Cheap studio apartments in the heart of New York City don’t crop up very often. When they do appear, they tend to attract a lot of attention.
A very special Manhattan apartment recently generated huge amounts of buzz. And not in the way that you would expect.
Unsuspecting apartment hunters received quite a shock when viewing one particular property in Manhattan’s Union Square.
Welcomed by dirty drapes acting as doors, filthy floors and an assortment of cramped scrap furniture, it soon became clear that this wasn’t an ordinary apartment. Viewers looked around in shock to see next to nothing separating the kitchen from the open bathroom space, while the realtor praised the apartment’s many benefits!
Unquestionably a property with a difference, the ‘cheap studio apartment’ was actually a pop up slum delivered by Latin American based charity TECHO.
The aim was to raise awareness of the terrible conditions and poor hygiene that millions of people around the world endure on a daily basis – and TECHO certainly didn’t hold back in this experiential stunt.

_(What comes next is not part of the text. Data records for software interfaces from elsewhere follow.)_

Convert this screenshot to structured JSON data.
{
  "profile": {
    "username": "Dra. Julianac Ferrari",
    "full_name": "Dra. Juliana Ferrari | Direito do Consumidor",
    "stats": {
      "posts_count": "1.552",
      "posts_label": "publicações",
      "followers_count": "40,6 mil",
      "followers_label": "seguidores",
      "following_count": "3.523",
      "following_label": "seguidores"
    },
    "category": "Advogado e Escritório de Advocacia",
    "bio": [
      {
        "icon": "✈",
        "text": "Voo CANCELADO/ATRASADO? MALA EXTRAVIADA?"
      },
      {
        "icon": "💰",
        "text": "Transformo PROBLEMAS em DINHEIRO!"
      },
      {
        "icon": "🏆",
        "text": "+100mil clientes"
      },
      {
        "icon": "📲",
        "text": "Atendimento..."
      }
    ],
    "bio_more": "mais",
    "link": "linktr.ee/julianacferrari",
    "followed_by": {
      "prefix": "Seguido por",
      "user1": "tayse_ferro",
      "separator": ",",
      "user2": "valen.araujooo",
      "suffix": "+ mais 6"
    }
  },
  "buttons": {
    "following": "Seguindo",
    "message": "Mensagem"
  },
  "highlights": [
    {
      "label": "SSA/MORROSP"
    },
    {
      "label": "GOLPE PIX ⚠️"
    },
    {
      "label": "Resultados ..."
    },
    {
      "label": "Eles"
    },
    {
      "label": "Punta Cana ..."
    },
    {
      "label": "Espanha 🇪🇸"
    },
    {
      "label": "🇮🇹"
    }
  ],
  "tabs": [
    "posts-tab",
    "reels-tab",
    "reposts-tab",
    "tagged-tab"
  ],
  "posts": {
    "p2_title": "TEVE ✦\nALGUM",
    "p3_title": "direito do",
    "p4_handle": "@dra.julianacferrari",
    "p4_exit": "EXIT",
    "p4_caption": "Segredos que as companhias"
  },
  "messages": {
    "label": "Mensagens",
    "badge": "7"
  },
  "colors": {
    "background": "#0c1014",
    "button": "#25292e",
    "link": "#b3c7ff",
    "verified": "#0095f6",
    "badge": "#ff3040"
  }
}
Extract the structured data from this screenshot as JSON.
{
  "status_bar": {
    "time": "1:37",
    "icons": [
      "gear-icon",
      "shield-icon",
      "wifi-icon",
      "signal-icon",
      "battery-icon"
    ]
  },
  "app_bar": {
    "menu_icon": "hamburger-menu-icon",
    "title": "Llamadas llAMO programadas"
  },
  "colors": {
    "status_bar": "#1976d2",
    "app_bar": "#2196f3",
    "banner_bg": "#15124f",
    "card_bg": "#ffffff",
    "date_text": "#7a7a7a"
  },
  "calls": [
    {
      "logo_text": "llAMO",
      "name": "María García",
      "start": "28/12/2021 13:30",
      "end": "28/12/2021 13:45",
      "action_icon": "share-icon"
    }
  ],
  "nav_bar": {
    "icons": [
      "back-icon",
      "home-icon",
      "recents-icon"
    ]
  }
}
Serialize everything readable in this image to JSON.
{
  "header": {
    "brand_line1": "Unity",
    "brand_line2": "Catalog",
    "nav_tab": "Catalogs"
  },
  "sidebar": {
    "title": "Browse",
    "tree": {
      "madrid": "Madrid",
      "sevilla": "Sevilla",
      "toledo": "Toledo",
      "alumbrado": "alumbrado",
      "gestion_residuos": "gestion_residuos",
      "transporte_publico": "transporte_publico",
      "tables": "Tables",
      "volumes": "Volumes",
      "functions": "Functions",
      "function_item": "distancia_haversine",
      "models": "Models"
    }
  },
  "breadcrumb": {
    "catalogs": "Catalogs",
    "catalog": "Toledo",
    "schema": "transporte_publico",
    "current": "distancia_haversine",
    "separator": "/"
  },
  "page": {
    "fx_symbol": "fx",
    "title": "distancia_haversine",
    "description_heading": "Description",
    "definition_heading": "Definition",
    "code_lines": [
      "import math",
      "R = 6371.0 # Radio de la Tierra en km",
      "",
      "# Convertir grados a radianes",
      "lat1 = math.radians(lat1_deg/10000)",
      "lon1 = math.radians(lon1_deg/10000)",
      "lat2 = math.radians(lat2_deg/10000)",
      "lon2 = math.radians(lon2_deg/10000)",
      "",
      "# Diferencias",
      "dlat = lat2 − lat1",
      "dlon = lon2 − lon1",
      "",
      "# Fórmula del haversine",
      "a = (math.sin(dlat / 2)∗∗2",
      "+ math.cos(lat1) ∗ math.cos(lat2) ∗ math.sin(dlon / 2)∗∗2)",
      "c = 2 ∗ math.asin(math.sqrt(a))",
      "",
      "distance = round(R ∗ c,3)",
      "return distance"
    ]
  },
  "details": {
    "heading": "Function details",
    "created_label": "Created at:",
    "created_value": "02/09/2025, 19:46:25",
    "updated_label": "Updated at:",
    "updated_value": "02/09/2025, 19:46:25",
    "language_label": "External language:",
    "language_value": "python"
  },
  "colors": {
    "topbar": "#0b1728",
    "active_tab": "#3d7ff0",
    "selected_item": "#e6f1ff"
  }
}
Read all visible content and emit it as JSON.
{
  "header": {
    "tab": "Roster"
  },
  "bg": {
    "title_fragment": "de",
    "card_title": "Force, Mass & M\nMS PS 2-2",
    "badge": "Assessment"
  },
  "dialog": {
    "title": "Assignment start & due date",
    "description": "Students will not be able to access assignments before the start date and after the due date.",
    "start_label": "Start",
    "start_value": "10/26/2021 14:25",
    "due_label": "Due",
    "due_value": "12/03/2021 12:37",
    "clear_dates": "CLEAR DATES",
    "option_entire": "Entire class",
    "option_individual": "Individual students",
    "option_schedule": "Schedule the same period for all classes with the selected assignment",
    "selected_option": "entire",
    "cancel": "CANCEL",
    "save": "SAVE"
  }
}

The prospective tenants, of course, were none the wiser, and their initial reactions to the dwelling were all caught on camera as they are shown around by a TECHO representative posing as a property professional. The shock of the experience was considerable for many of the viewers, with one even stating that “it looks like an illegal living situation.”
Eventually, Jasmine the ‘realtor’ revealed why these people were stood in an apartment-turned-slum, explaining that this is everyday life for many and describing the work that TECHO is doing to tackle these issues.
The experiential stunt provided a stark contrast to modern city living, bringing home the message that a considerable poverty divide exists around the world.
Similar to the Organ Donor’s Foundation‘s Reborn To Be Alive campaign, TECHO demonstrated through this activation that bringing the public face to face with a problem can be both uncomfortable and extremely powerful.
With nearly 30 years of marketing experience, both client and agency side, I’ve acquired a rare perspective on brands and business: I believe you have to challenge things creatively if you want to grow sales. Consumer technology is reshaping our world, and it’s only the great brands that stay on the crest.